▶ [Recorded information]
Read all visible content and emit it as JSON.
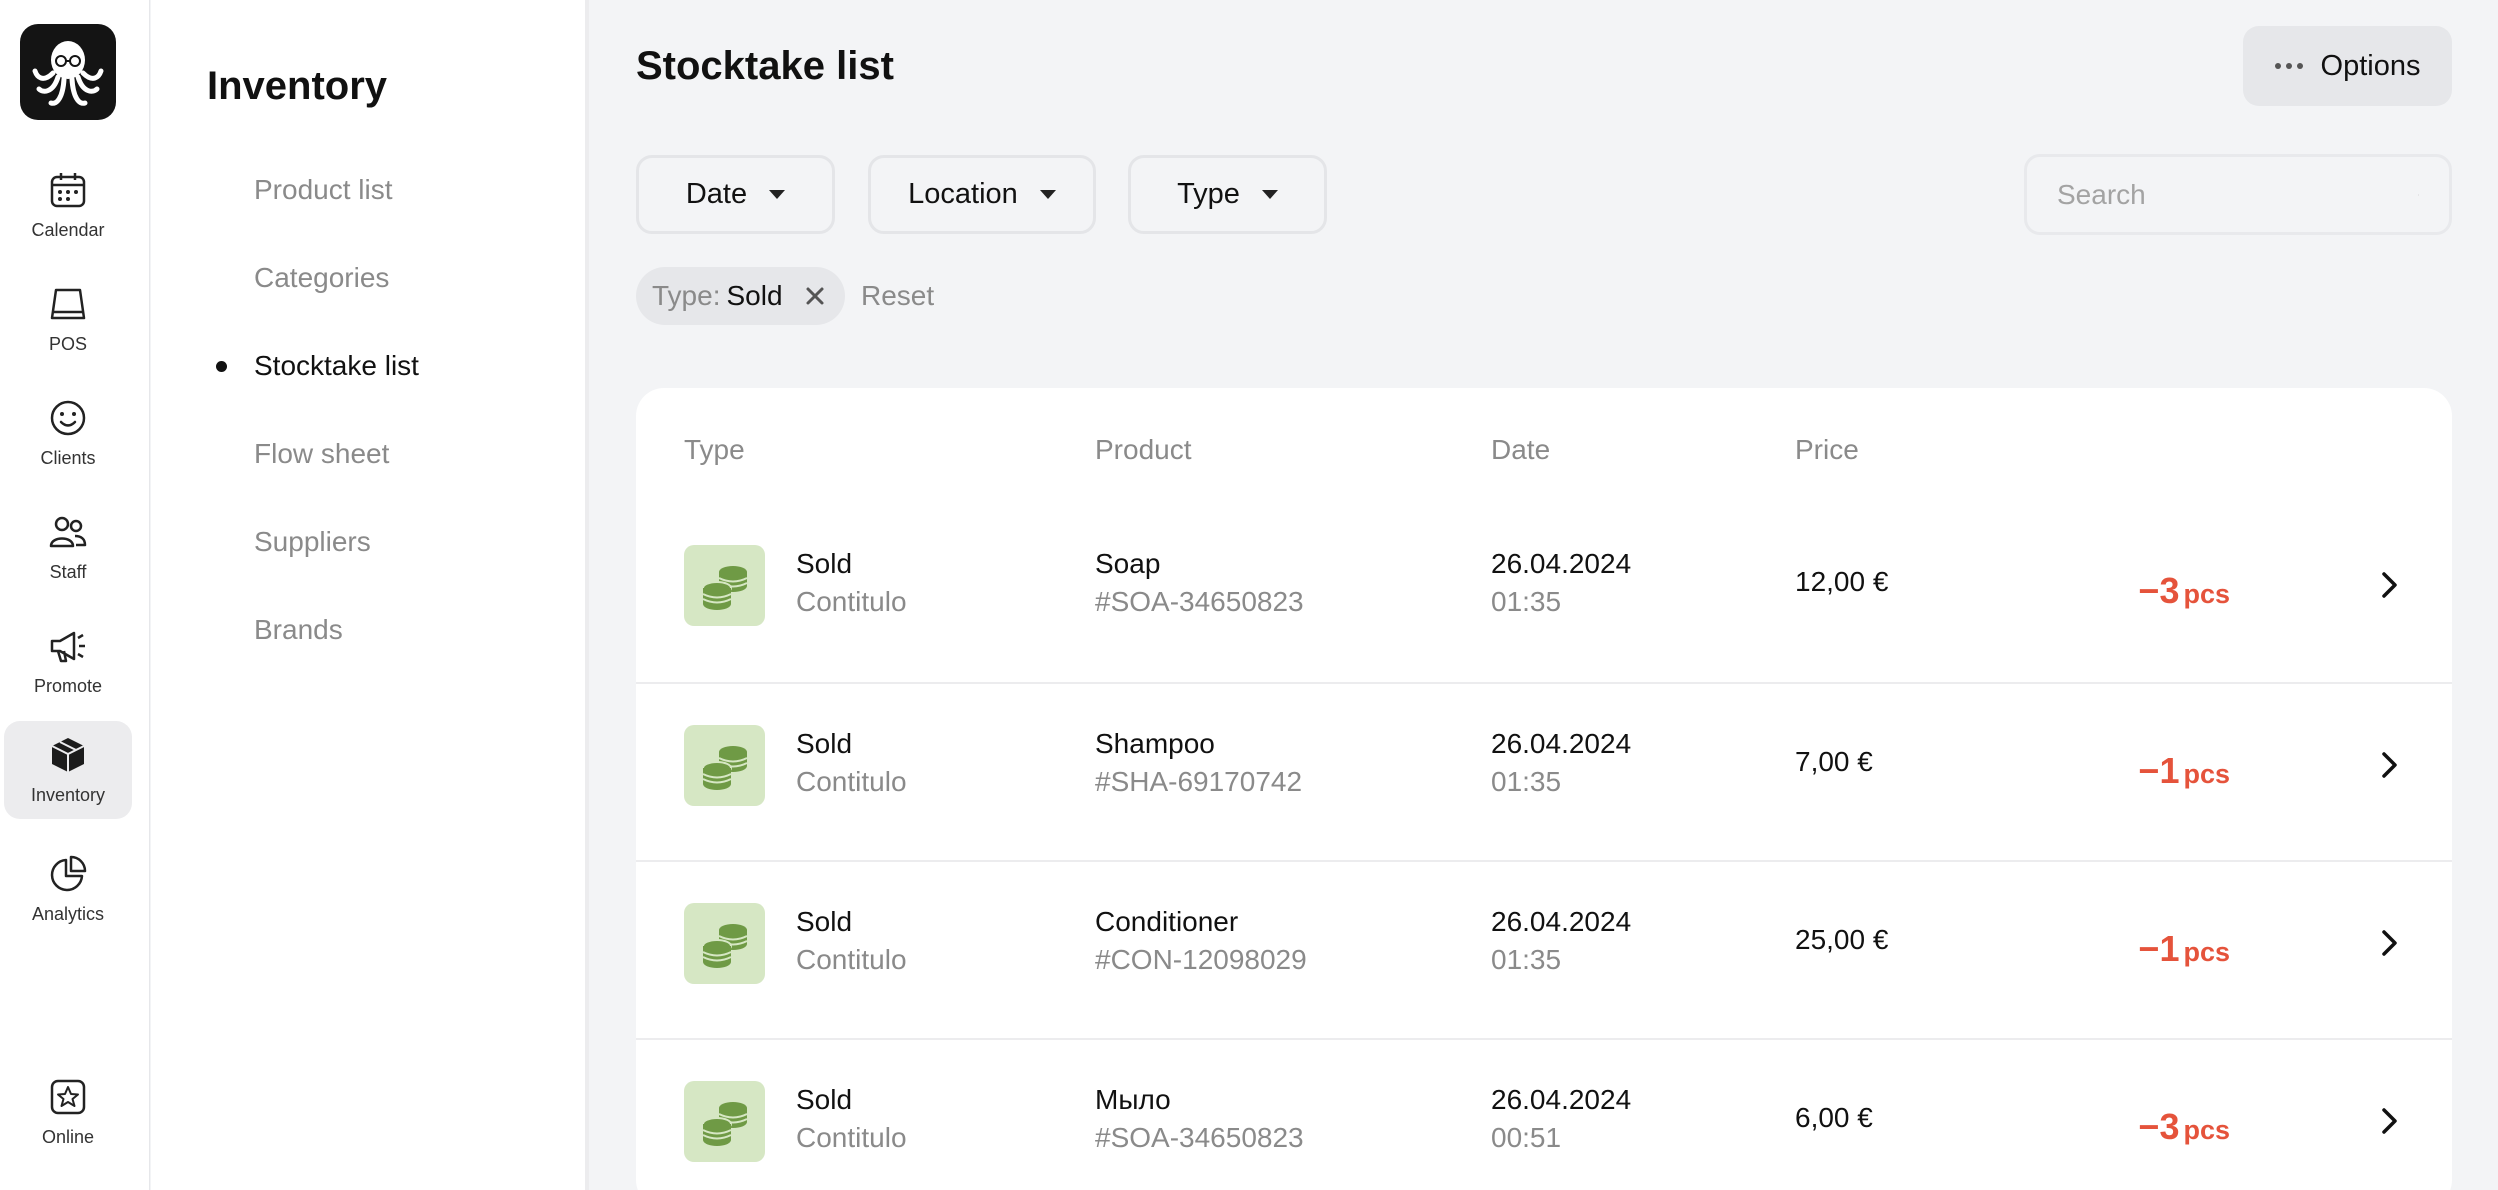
{
  "rail": {
    "items": [
      {
        "label": "Calendar",
        "icon": "calendar-icon"
      },
      {
        "label": "POS",
        "icon": "pos-icon"
      },
      {
        "label": "Clients",
        "icon": "smiley-icon"
      },
      {
        "label": "Staff",
        "icon": "staff-icon"
      },
      {
        "label": "Promote",
        "icon": "megaphone-icon"
      },
      {
        "label": "Inventory",
        "icon": "box-icon",
        "active": true
      },
      {
        "label": "Analytics",
        "icon": "pie-chart-icon"
      },
      {
        "label": "Online",
        "icon": "star-icon"
      }
    ]
  },
  "subnav": {
    "title": "Inventory",
    "items": [
      {
        "label": "Product list"
      },
      {
        "label": "Categories"
      },
      {
        "label": "Stocktake list",
        "active": true
      },
      {
        "label": "Flow sheet"
      },
      {
        "label": "Suppliers"
      },
      {
        "label": "Brands"
      }
    ]
  },
  "header": {
    "title": "Stocktake list",
    "options_label": "Options"
  },
  "filters": {
    "date": "Date",
    "location": "Location",
    "type": "Type",
    "search_placeholder": "Search"
  },
  "active_filter": {
    "key": "Type:",
    "value": "Sold",
    "reset_label": "Reset"
  },
  "table": {
    "headers": {
      "type": "Type",
      "product": "Product",
      "date": "Date",
      "price": "Price"
    },
    "rows": [
      {
        "type": "Sold",
        "location": "Contitulo",
        "product": "Soap",
        "sku": "#SOA-34650823",
        "date": "26.04.2024",
        "time": "01:35",
        "price": "12,00 €",
        "qty": "−3",
        "unit": "pcs"
      },
      {
        "type": "Sold",
        "location": "Contitulo",
        "product": "Shampoo",
        "sku": "#SHA-69170742",
        "date": "26.04.2024",
        "time": "01:35",
        "price": "7,00 €",
        "qty": "−1",
        "unit": "pcs"
      },
      {
        "type": "Sold",
        "location": "Contitulo",
        "product": "Conditioner",
        "sku": "#CON-12098029",
        "date": "26.04.2024",
        "time": "01:35",
        "price": "25,00 €",
        "qty": "−1",
        "unit": "pcs"
      },
      {
        "type": "Sold",
        "location": "Contitulo",
        "product": "Мыло",
        "sku": "#SOA-34650823",
        "date": "26.04.2024",
        "time": "00:51",
        "price": "6,00 €",
        "qty": "−3",
        "unit": "pcs"
      }
    ]
  },
  "colors": {
    "accent_negative": "#e5533b",
    "icon_bg": "#d6e7c4",
    "icon_fg": "#6f9a45"
  }
}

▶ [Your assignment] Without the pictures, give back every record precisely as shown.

▶ [Task answer]
Read all visible content and emit it as JSON.
{
  "rail": {
    "items": [
      {
        "label": "Calendar",
        "icon": "calendar-icon"
      },
      {
        "label": "POS",
        "icon": "pos-icon"
      },
      {
        "label": "Clients",
        "icon": "smiley-icon"
      },
      {
        "label": "Staff",
        "icon": "staff-icon"
      },
      {
        "label": "Promote",
        "icon": "megaphone-icon"
      },
      {
        "label": "Inventory",
        "icon": "box-icon",
        "active": true
      },
      {
        "label": "Analytics",
        "icon": "pie-chart-icon"
      },
      {
        "label": "Online",
        "icon": "star-icon"
      }
    ]
  },
  "subnav": {
    "title": "Inventory",
    "items": [
      {
        "label": "Product list"
      },
      {
        "label": "Categories"
      },
      {
        "label": "Stocktake list",
        "active": true
      },
      {
        "label": "Flow sheet"
      },
      {
        "label": "Suppliers"
      },
      {
        "label": "Brands"
      }
    ]
  },
  "header": {
    "title": "Stocktake list",
    "options_label": "Options"
  },
  "filters": {
    "date": "Date",
    "location": "Location",
    "type": "Type",
    "search_placeholder": "Search"
  },
  "active_filter": {
    "key": "Type:",
    "value": "Sold",
    "reset_label": "Reset"
  },
  "table": {
    "headers": {
      "type": "Type",
      "product": "Product",
      "date": "Date",
      "price": "Price"
    },
    "rows": [
      {
        "type": "Sold",
        "location": "Contitulo",
        "product": "Soap",
        "sku": "#SOA-34650823",
        "date": "26.04.2024",
        "time": "01:35",
        "price": "12,00 €",
        "qty": "−3",
        "unit": "pcs"
      },
      {
        "type": "Sold",
        "location": "Contitulo",
        "product": "Shampoo",
        "sku": "#SHA-69170742",
        "date": "26.04.2024",
        "time": "01:35",
        "price": "7,00 €",
        "qty": "−1",
        "unit": "pcs"
      },
      {
        "type": "Sold",
        "location": "Contitulo",
        "product": "Conditioner",
        "sku": "#CON-12098029",
        "date": "26.04.2024",
        "time": "01:35",
        "price": "25,00 €",
        "qty": "−1",
        "unit": "pcs"
      },
      {
        "type": "Sold",
        "location": "Contitulo",
        "product": "Мыло",
        "sku": "#SOA-34650823",
        "date": "26.04.2024",
        "time": "00:51",
        "price": "6,00 €",
        "qty": "−3",
        "unit": "pcs"
      }
    ]
  },
  "colors": {
    "accent_negative": "#e5533b",
    "icon_bg": "#d6e7c4",
    "icon_fg": "#6f9a45"
  }
}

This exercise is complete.